Maurice Wallace

Maurice Wallace

Associate Professor, Associate Director of the Carter G. Woodson Institute for African-American and African Studies

102C Bryan Hall

Office Hours: M 12-3
Class Schedule: MWF 10:00-10:50, W 3:30-6:00

African American Literature, American, Cultural Studies


Ph.D. Duke University, 1995
A.B. Washington University, 1989.


Langston Hughes: The Harlem Renaissance (Young Adult), Marshall Cavendish, 2007

Edited Works

Pictures and Progress: Early Photography and the Making of African American Identity, Duke University Press, 2012

Selected Articles

  • “ ‘I Rose’: Power, Property and the Performance of Manhood in the Slave’s Narrative,” The Oxford Handbook to Slave Narratives, ed. John Ernest, (Oxford Univ Press, 2013), pp. 260-276.
  • "Violence and Manhood in Douglass’s Civil War,” The Cambridge Companion to Frederick Douglass, ed. Maurice Lee, (Cambridge Univ. Press, 2009), pp 73-88.
  • “Print, Prosthesis, Impersonation: Toni Morrison’s Jazz and the Limits of American Literary History,” American Literary History 20.4. Special Issue (Winter 2008): 794-806.
  • “Riveted to the Wall: Covetous Fathers, Devoted Sons, and the Patriarchal Pieties ofHerman Melville and Frederick Douglass,” Frederick Douglass and Herman Melville: Essays in Relation, ed. Robert  Levine and Samuel Otter, (Univ. of North Carolina Press, 2008), pp. 300-326.
  • “‘How a Man Was Made a Slave’: Contraband, Chiasmus and the Failure of Visual Abolitionism,” ELN: English Language Notes. 44.2. Special Issue on Photography and Literature (Fall/Winter  2006): 175-180.
  • “‘I AM a Man’: Latent Doubt, Public Protest and the Anxious Construction of Black AmericanManhood,” Schomburg Studies in theBlack Experience: Ideology, Identity and Assumptions, eds. Howard Dodson and Colin Palmer,( Michigan State Univ. Press, 2007), pp. 133-178.
  • “On Being a Witness: Teaching James Baldwin,” Black Queer Studies: A Critical Anthology, ed. E Patrick Johnson and Mae Henderson, (Duke UP, 2003), pp. 276-286.
  • “ ‘I’m Not Entirely What I Look Like’: Richard Wright, James Baldwin and the Hegemony of Vision; Or,  Jimmy’s FBEye Blues,” James Baldwin Now, ed. Dwight McBride (NYU Press,     1999, pp. 289-306.
  • “The Autochoreography of an Ex-Snow Queen: Dance, Desire and the Black Masculine in Melvin Dixon’s Vanishing Rooms,” Novel Gazing: Queer Readings in Fiction. ed. Eve Kosofsky Sedgwick (Duke UP, 1997), pp. 379-400.
  • “ ‘Are We Men?’: Prince Hall, Martin Delany and the Masculine Ideal in Black Freemasonry, 1775– 1853,”  American Literary History 9.3 (1997): pp. 398-424.  Rpt. in National Imaginaries, American Identities, ed. Larry J. Reynolds and Gordon Hutner (Princeton UP, 2000), pp. 182-210.
  • “Constructing the Black Masculine: Frederick Douglass, Booker T. Washington and the Sublimits of  African American Autobiography,” Subjects and Citizens: Nation, Race, and Gender from Oroonoko to Anita Hill, ed. Cathy N. Davidson and Michael Moon (Duke University Press, 1995), pp. 245-270.  Rpt. in No More Separate Spheres! A Next Wave American Studies Reader, eds. Cathy  N. Davidson and Jessamyn Hatcher (Duke UP, 2002), pp. 237-262.

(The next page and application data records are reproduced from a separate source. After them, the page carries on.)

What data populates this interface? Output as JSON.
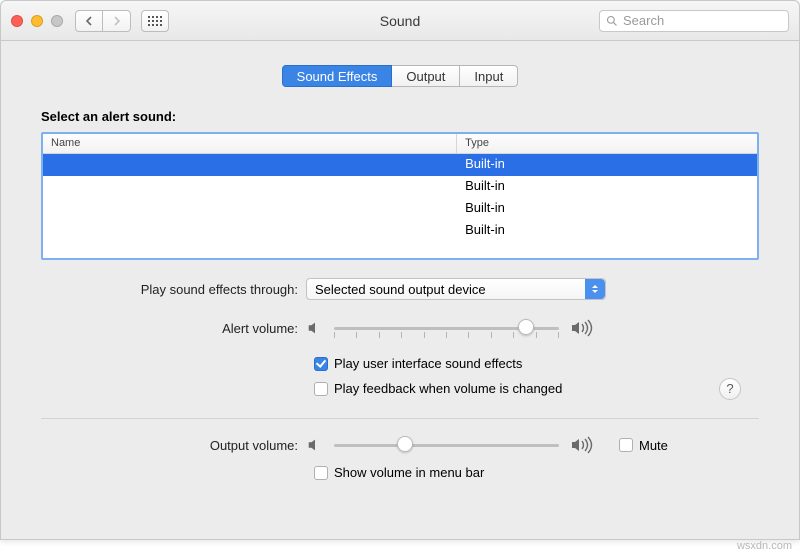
{
  "window": {
    "title": "Sound"
  },
  "toolbar": {
    "search_placeholder": "Search"
  },
  "tabs": {
    "effects": "Sound Effects",
    "output": "Output",
    "input": "Input"
  },
  "alerts": {
    "section_title": "Select an alert sound:",
    "col_name": "Name",
    "col_type": "Type",
    "rows": [
      {
        "name": "",
        "type": "Built-in"
      },
      {
        "name": "",
        "type": "Built-in"
      },
      {
        "name": "",
        "type": "Built-in"
      },
      {
        "name": "",
        "type": "Built-in"
      }
    ]
  },
  "controls": {
    "play_through_label": "Play sound effects through:",
    "play_through_value": "Selected sound output device",
    "alert_volume_label": "Alert volume:",
    "alert_volume_percent": 88,
    "cb_ui_sfx": "Play user interface sound effects",
    "cb_ui_sfx_checked": true,
    "cb_feedback": "Play feedback when volume is changed",
    "cb_feedback_checked": false,
    "output_volume_label": "Output volume:",
    "output_volume_percent": 30,
    "mute_label": "Mute",
    "mute_checked": false,
    "cb_menubar": "Show volume in menu bar",
    "cb_menubar_checked": false
  },
  "help": "?",
  "watermark": "wsxdn.com"
}
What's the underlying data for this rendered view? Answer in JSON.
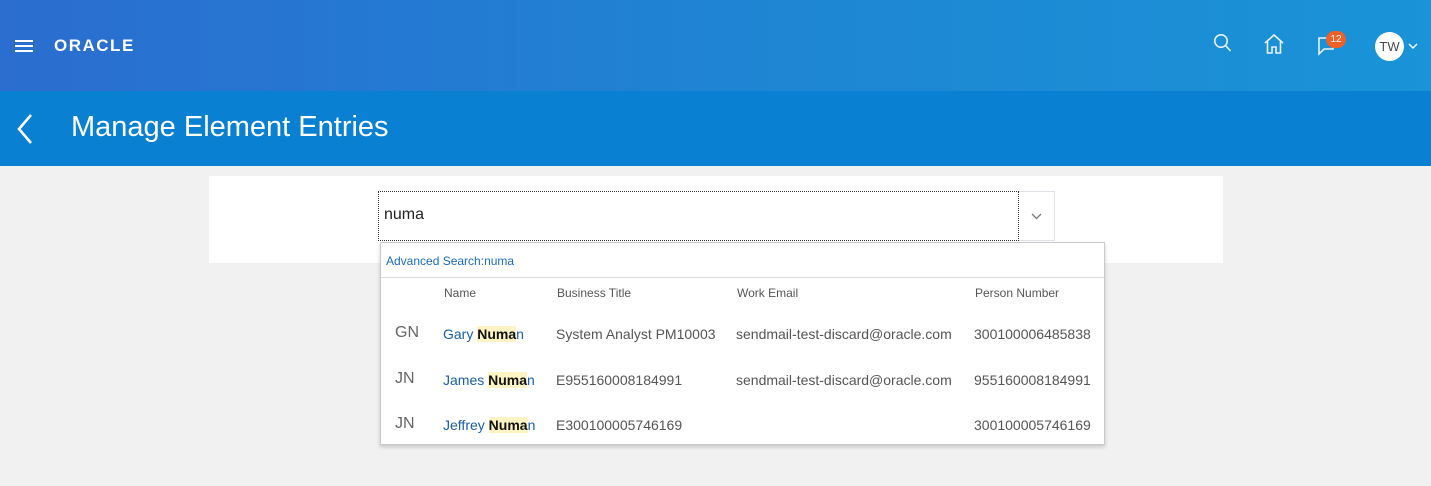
{
  "header": {
    "brand": "ORACLE",
    "notifications_count": "12",
    "user_initials": "TW",
    "icons": [
      "hamburger-menu-icon",
      "search-icon",
      "home-icon",
      "notifications-icon",
      "chevron-down-icon"
    ]
  },
  "page": {
    "title": "Manage Element Entries"
  },
  "search": {
    "value": "numa"
  },
  "suggestions": {
    "advanced_search_label": "Advanced Search:numa",
    "columns": {
      "name": "Name",
      "business_title": "Business Title",
      "work_email": "Work Email",
      "person_number": "Person Number"
    },
    "rows": [
      {
        "initials": "GN",
        "name_prefix": "Gary ",
        "name_match": "Numa",
        "name_suffix": "n",
        "business_title": "System Analyst PM10003",
        "work_email": "sendmail-test-discard@oracle.com",
        "person_number": "300100006485838"
      },
      {
        "initials": "JN",
        "name_prefix": "James ",
        "name_match": "Numa",
        "name_suffix": "n",
        "business_title": "E955160008184991",
        "work_email": "sendmail-test-discard@oracle.com",
        "person_number": "955160008184991"
      },
      {
        "initials": "JN",
        "name_prefix": "Jeffrey ",
        "name_match": "Numa",
        "name_suffix": "n",
        "business_title": "E300100005746169",
        "work_email": "",
        "person_number": "300100005746169"
      }
    ]
  },
  "colors": {
    "header_gradient_start": "#2b6dd0",
    "header_gradient_end": "#1a93d8",
    "title_bar": "#0a80d3",
    "badge": "#f0612a",
    "link": "#1a5fa9",
    "match_highlight": "#fdf3c3"
  }
}
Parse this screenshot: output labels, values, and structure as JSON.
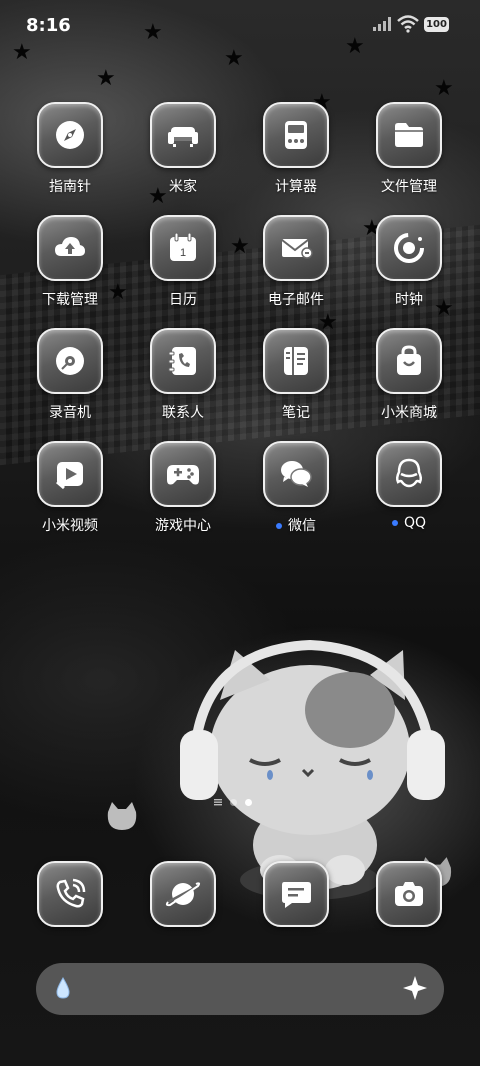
{
  "status_bar": {
    "time": "8:16",
    "battery": "100"
  },
  "apps": [
    {
      "label": "指南针",
      "icon": "compass-icon",
      "notify": false
    },
    {
      "label": "米家",
      "icon": "sofa-icon",
      "notify": false
    },
    {
      "label": "计算器",
      "icon": "calculator-icon",
      "notify": false
    },
    {
      "label": "文件管理",
      "icon": "folder-icon",
      "notify": false
    },
    {
      "label": "下载管理",
      "icon": "cloud-download-icon",
      "notify": false
    },
    {
      "label": "日历",
      "icon": "calendar-icon",
      "notify": false,
      "calendar_day": "1"
    },
    {
      "label": "电子邮件",
      "icon": "mail-icon",
      "notify": false
    },
    {
      "label": "时钟",
      "icon": "clock-icon",
      "notify": false
    },
    {
      "label": "录音机",
      "icon": "recorder-icon",
      "notify": false
    },
    {
      "label": "联系人",
      "icon": "contacts-icon",
      "notify": false
    },
    {
      "label": "笔记",
      "icon": "notes-icon",
      "notify": false
    },
    {
      "label": "小米商城",
      "icon": "shopping-bag-icon",
      "notify": false
    },
    {
      "label": "小米视频",
      "icon": "video-play-icon",
      "notify": false
    },
    {
      "label": "游戏中心",
      "icon": "gamepad-icon",
      "notify": false
    },
    {
      "label": "微信",
      "icon": "chat-bubbles-icon",
      "notify": true
    },
    {
      "label": "QQ",
      "icon": "penguin-icon",
      "notify": true
    }
  ],
  "dock": [
    {
      "name": "phone",
      "icon": "phone-icon"
    },
    {
      "name": "browser",
      "icon": "planet-icon"
    },
    {
      "name": "messages",
      "icon": "message-icon"
    },
    {
      "name": "camera",
      "icon": "camera-icon"
    }
  ],
  "pager": {
    "pages": 2,
    "active": 2
  },
  "colors": {
    "notify_dot": "#3a7bff",
    "tile_border": "#efefef"
  }
}
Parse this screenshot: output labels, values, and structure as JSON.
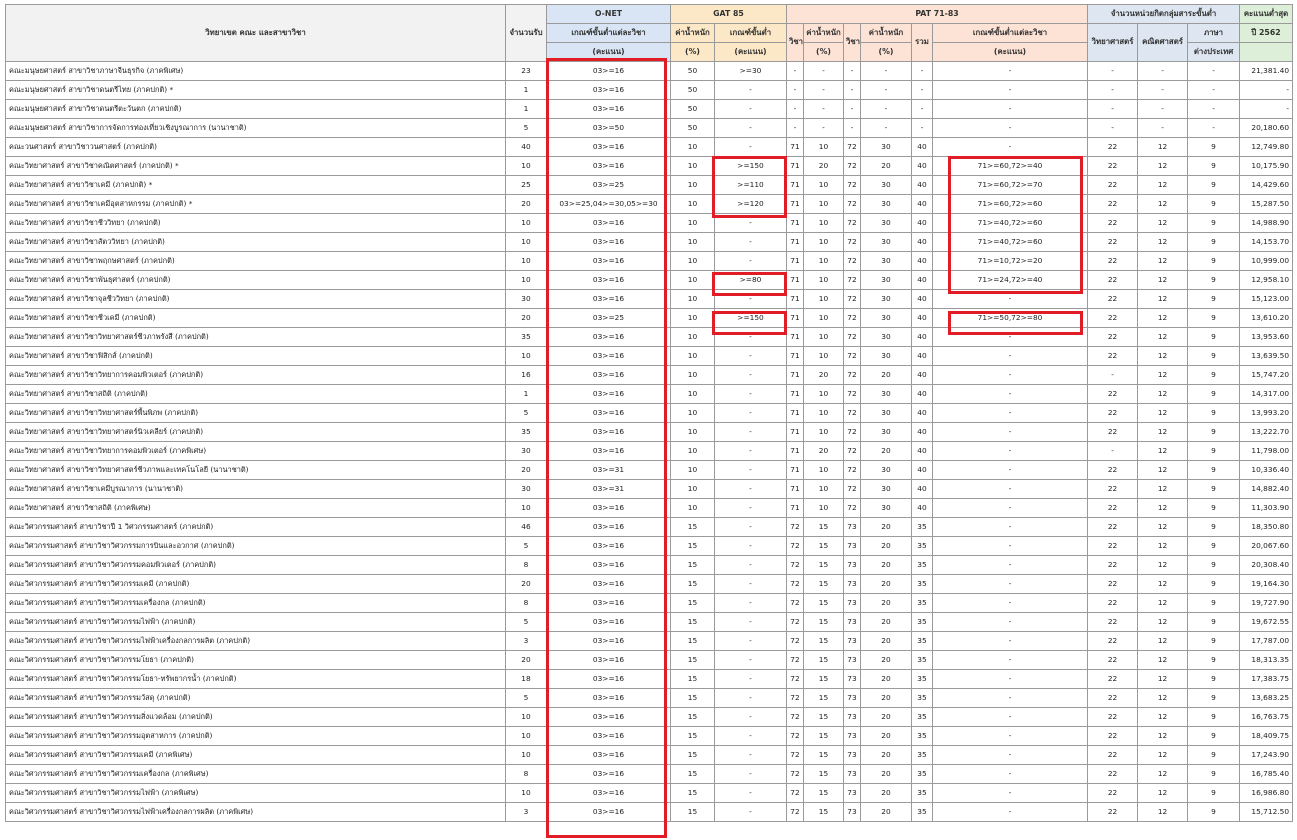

Selected Recent Lectures and Conference Papers

  • “Hood Life; or, Tracking Trayvon: Sentiment, Surveillance and Disappearing Black Boyhood” The Body Project at Bradley University, Peoria IL (April 2014)
  • “ ‘The Performance of Manhood in Slave Narratives’: A Roundtable in Honor of William Andrews” C19, Chapel Hill, NC (March 2014)
  • “‘We Look Like Men’: Early Photography, War, and the Double-Bind of Black Manhood,” C19, Berkeley, CA (April 2012)
  • “‘We Look Like Men’: Early Photography, War, and the Double-Bind of Black Manhood.” Rice Humanities Center, Rice University, Houston, TX (February 2012)